Background This paper examines the feasibility of evaluating innovative models of working at the interface between primary care and secondary mental health services.
Method Methodological problems relevant to evaluation of innovative models of working at the interface are discussed.
Results Although there is some evidence that neurotic disorders can be more cost-effectively treated in primary care, many general practitioners (GPs), and possibly some patients, prefer referral to community mental health teams and community psychiatric nurses, which are provided by the secondary health care services.
Since the latter are provided with the intention of improving serious mental illness their involvement in the care of neurotic illness can lead to tensions between GPs, local health authorities and service providers.
There is little evidence to suggest that psychiatrists working in health centres using the shifted out-patient model have eased this problem.
By contrast the'consultation liaison' (C-L) model has a number oftheoretical advantages ; referrals to secondary care should be limited to those most in need ofthis level ofexpertise and GP management skills should improve, so leading to better quality of care for patients who are not referred.
Conclusion Studies comparing the different models of service delivery are required to address the tensions that have arisen following changes in government policy Further work is also needed to develop the necessary research tools.

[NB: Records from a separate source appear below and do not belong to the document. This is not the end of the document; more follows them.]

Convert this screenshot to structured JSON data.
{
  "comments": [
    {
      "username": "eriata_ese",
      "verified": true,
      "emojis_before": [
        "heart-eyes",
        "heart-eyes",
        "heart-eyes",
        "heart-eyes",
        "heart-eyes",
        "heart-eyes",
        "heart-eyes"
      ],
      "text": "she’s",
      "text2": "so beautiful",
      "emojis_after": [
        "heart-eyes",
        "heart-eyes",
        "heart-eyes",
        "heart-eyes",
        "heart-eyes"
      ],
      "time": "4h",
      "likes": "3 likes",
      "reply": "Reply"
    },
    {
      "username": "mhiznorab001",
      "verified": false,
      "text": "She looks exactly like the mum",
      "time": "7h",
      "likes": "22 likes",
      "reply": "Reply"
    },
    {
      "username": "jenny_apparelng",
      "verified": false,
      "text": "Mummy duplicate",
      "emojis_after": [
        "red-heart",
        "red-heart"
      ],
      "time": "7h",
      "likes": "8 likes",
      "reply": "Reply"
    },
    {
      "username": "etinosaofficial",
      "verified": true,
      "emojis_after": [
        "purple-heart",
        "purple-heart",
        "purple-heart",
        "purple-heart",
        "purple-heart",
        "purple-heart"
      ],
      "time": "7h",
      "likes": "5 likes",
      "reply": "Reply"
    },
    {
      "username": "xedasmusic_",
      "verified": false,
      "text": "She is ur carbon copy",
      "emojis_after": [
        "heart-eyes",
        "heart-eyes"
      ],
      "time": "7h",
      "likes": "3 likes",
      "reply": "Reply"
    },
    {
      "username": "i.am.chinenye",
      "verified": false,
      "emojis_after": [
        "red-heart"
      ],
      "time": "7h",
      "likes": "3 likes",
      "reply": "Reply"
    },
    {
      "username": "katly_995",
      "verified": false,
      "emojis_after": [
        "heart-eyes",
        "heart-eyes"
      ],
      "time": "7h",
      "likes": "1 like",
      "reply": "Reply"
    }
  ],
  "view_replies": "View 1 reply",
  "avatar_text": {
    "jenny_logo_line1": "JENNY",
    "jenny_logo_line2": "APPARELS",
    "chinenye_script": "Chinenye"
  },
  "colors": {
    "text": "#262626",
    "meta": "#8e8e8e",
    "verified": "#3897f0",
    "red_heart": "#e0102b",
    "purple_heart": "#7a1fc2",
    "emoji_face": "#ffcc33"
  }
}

Mots-clés Pascal : Soin santé primaire, Santé mentale, Organisation santé, Soin, Trouble psychiatrique, Royaume Uni, Europe, Homme, Article synthèse
Mots-clés Pascal anglais : Primary health care, Mental health, Public health organization, Care, Mental disorder, United Kingdom, Europe, Human, Review
Notice produite par :
Inist-CNRS - Institut de l'Information Scientifique et Technique
Cote : 97-0165173
Code Inist : 002B18H05B. Création : 21/05/1997.